* _EXERCISE GOAL_:
Each entry must be printed again without a single change.

------------------------------------------------

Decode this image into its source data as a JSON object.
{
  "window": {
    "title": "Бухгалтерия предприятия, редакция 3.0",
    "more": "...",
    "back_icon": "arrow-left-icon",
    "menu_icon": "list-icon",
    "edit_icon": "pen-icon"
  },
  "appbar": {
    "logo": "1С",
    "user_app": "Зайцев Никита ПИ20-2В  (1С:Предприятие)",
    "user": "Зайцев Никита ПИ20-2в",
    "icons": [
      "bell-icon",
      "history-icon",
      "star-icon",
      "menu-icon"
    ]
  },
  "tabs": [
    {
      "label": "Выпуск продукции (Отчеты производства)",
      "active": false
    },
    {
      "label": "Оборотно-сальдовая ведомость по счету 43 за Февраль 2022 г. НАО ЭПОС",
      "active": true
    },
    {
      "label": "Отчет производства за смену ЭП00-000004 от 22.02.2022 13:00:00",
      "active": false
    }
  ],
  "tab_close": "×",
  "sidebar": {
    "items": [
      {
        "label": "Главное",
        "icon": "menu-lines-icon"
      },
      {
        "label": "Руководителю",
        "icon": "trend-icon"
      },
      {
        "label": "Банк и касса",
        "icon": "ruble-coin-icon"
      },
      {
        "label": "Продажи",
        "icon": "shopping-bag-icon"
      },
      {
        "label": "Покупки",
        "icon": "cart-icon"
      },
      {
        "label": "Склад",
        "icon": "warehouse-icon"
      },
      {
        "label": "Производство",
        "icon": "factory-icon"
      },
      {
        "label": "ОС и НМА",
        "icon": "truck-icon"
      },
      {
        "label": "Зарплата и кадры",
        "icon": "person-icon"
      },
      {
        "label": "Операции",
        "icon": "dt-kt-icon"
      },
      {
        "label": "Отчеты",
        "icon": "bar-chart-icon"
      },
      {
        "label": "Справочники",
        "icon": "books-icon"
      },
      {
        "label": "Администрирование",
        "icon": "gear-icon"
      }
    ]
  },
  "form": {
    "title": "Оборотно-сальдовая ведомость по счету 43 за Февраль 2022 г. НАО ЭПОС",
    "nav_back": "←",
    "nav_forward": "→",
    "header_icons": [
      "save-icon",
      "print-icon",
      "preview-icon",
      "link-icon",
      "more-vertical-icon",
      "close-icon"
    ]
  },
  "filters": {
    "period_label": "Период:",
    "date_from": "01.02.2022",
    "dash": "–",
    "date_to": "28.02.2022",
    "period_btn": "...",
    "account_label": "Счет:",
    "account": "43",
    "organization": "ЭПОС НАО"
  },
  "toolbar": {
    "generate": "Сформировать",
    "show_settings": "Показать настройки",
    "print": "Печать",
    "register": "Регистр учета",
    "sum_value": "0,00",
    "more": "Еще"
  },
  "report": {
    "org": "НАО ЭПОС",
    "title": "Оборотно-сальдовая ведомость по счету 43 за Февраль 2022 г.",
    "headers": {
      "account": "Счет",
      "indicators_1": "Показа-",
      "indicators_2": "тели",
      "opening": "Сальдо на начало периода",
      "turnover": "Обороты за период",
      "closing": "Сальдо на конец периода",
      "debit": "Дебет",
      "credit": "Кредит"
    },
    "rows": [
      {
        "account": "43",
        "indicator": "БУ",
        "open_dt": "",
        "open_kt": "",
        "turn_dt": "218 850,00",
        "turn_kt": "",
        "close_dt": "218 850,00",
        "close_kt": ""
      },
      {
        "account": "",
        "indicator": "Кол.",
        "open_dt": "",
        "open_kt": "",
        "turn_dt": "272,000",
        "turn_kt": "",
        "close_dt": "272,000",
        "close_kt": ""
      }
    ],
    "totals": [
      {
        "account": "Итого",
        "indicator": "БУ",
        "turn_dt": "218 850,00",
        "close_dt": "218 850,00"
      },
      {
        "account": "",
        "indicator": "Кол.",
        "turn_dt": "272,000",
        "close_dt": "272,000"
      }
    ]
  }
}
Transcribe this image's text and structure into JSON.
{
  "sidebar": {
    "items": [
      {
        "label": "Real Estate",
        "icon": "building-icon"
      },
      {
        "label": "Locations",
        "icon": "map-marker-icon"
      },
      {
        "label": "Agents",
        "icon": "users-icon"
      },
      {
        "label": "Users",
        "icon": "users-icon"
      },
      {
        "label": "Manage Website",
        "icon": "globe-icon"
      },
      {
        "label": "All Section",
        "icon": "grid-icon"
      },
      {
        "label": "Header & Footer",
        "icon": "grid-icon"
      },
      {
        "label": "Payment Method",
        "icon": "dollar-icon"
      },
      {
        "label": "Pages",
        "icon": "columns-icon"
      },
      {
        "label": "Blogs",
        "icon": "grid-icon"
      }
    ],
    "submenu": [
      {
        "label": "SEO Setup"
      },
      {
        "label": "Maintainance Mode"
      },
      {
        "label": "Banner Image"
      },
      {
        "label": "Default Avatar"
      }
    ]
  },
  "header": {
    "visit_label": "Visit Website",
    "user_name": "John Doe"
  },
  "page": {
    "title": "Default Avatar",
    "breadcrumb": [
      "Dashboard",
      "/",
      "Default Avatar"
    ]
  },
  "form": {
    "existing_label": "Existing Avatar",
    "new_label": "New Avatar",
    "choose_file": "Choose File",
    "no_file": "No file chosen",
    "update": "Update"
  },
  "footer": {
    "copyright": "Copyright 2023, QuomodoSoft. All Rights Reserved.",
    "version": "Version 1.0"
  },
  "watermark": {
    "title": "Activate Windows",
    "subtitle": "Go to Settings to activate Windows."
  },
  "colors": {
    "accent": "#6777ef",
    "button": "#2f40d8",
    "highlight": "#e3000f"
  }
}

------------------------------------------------

* _EXPECTED OUTPUT_:
Decode this image into its source data as a JSON object.
{
  "window": {
    "title": "Бухгалтерия предприятия, редакция 3.0",
    "more": "...",
    "back_icon": "arrow-left-icon",
    "menu_icon": "list-icon",
    "edit_icon": "pen-icon"
  },
  "appbar": {
    "logo": "1С",
    "user_app": "Зайцев Никита ПИ20-2В  (1С:Предприятие)",
    "user": "Зайцев Никита ПИ20-2в",
    "icons": [
      "bell-icon",
      "history-icon",
      "star-icon",
      "menu-icon"
    ]
  },
  "tabs": [
    {
      "label": "Выпуск продукции (Отчеты производства)",
      "active": false
    },
    {
      "label": "Оборотно-сальдовая ведомость по счету 43 за Февраль 2022 г. НАО ЭПОС",
      "active": true
    },
    {
      "label": "Отчет производства за смену ЭП00-000004 от 22.02.2022 13:00:00",
      "active": false
    }
  ],
  "tab_close": "×",
  "sidebar": {
    "items": [
      {
        "label": "Главное",
        "icon": "menu-lines-icon"
      },
      {
        "label": "Руководителю",
        "icon": "trend-icon"
      },
      {
        "label": "Банк и касса",
        "icon": "ruble-coin-icon"
      },
      {
        "label": "Продажи",
        "icon": "shopping-bag-icon"
      },
      {
        "label": "Покупки",
        "icon": "cart-icon"
      },
      {
        "label": "Склад",
        "icon": "warehouse-icon"
      },
      {
        "label": "Производство",
        "icon": "factory-icon"
      },
      {
        "label": "ОС и НМА",
        "icon": "truck-icon"
      },
      {
        "label": "Зарплата и кадры",
        "icon": "person-icon"
      },
      {
        "label": "Операции",
        "icon": "dt-kt-icon"
      },
      {
        "label": "Отчеты",
        "icon": "bar-chart-icon"
      },
      {
        "label": "Справочники",
        "icon": "books-icon"
      },
      {
        "label": "Администрирование",
        "icon": "gear-icon"
      }
    ]
  },
  "form": {
    "title": "Оборотно-сальдовая ведомость по счету 43 за Февраль 2022 г. НАО ЭПОС",
    "nav_back": "←",
    "nav_forward": "→",
    "header_icons": [
      "save-icon",
      "print-icon",
      "preview-icon",
      "link-icon",
      "more-vertical-icon",
      "close-icon"
    ]
  },
  "filters": {
    "period_label": "Период:",
    "date_from": "01.02.2022",
    "dash": "–",
    "date_to": "28.02.2022",
    "period_btn": "...",
    "account_label": "Счет:",
    "account": "43",
    "organization": "ЭПОС НАО"
  },
  "toolbar": {
    "generate": "Сформировать",
    "show_settings": "Показать настройки",
    "print": "Печать",
    "register": "Регистр учета",
    "sum_value": "0,00",
    "more": "Еще"
  },
  "report": {
    "org": "НАО ЭПОС",
    "title": "Оборотно-сальдовая ведомость по счету 43 за Февраль 2022 г.",
    "headers": {
      "account": "Счет",
      "indicators_1": "Показа-",
      "indicators_2": "тели",
      "opening": "Сальдо на начало периода",
      "turnover": "Обороты за период",
      "closing": "Сальдо на конец периода",
      "debit": "Дебет",
      "credit": "Кредит"
    },
    "rows": [
      {
        "account": "43",
        "indicator": "БУ",
        "open_dt": "",
        "open_kt": "",
        "turn_dt": "218 850,00",
        "turn_kt": "",
        "close_dt": "218 850,00",
        "close_kt": ""
      },
      {
        "account": "",
        "indicator": "Кол.",
        "open_dt": "",
        "open_kt": "",
        "turn_dt": "272,000",
        "turn_kt": "",
        "close_dt": "272,000",
        "close_kt": ""
      }
    ],
    "totals": [
      {
        "account": "Итого",
        "indicator": "БУ",
        "turn_dt": "218 850,00",
        "close_dt": "218 850,00"
      },
      {
        "account": "",
        "indicator": "Кол.",
        "turn_dt": "272,000",
        "close_dt": "272,000"
      }
    ]
  }
}
Transcribe this image's text and structure into JSON.
{
  "sidebar": {
    "items": [
      {
        "label": "Real Estate",
        "icon": "building-icon"
      },
      {
        "label": "Locations",
        "icon": "map-marker-icon"
      },
      {
        "label": "Agents",
        "icon": "users-icon"
      },
      {
        "label": "Users",
        "icon": "users-icon"
      },
      {
        "label": "Manage Website",
        "icon": "globe-icon"
      },
      {
        "label": "All Section",
        "icon": "grid-icon"
      },
      {
        "label": "Header & Footer",
        "icon": "grid-icon"
      },
      {
        "label": "Payment Method",
        "icon": "dollar-icon"
      },
      {
        "label": "Pages",
        "icon": "columns-icon"
      },
      {
        "label": "Blogs",
        "icon": "grid-icon"
      }
    ],
    "submenu": [
      {
        "label": "SEO Setup"
      },
      {
        "label": "Maintainance Mode"
      },
      {
        "label": "Banner Image"
      },
      {
        "label": "Default Avatar"
      }
    ]
  },
  "header": {
    "visit_label": "Visit Website",
    "user_name": "John Doe"
  },
  "page": {
    "title": "Default Avatar",
    "breadcrumb": [
      "Dashboard",
      "/",
      "Default Avatar"
    ]
  },
  "form": {
    "existing_label": "Existing Avatar",
    "new_label": "New Avatar",
    "choose_file": "Choose File",
    "no_file": "No file chosen",
    "update": "Update"
  },
  "footer": {
    "copyright": "Copyright 2023, QuomodoSoft. All Rights Reserved.",
    "version": "Version 1.0"
  },
  "watermark": {
    "title": "Activate Windows",
    "subtitle": "Go to Settings to activate Windows."
  },
  "colors": {
    "accent": "#6777ef",
    "button": "#2f40d8",
    "highlight": "#e3000f"
  }
}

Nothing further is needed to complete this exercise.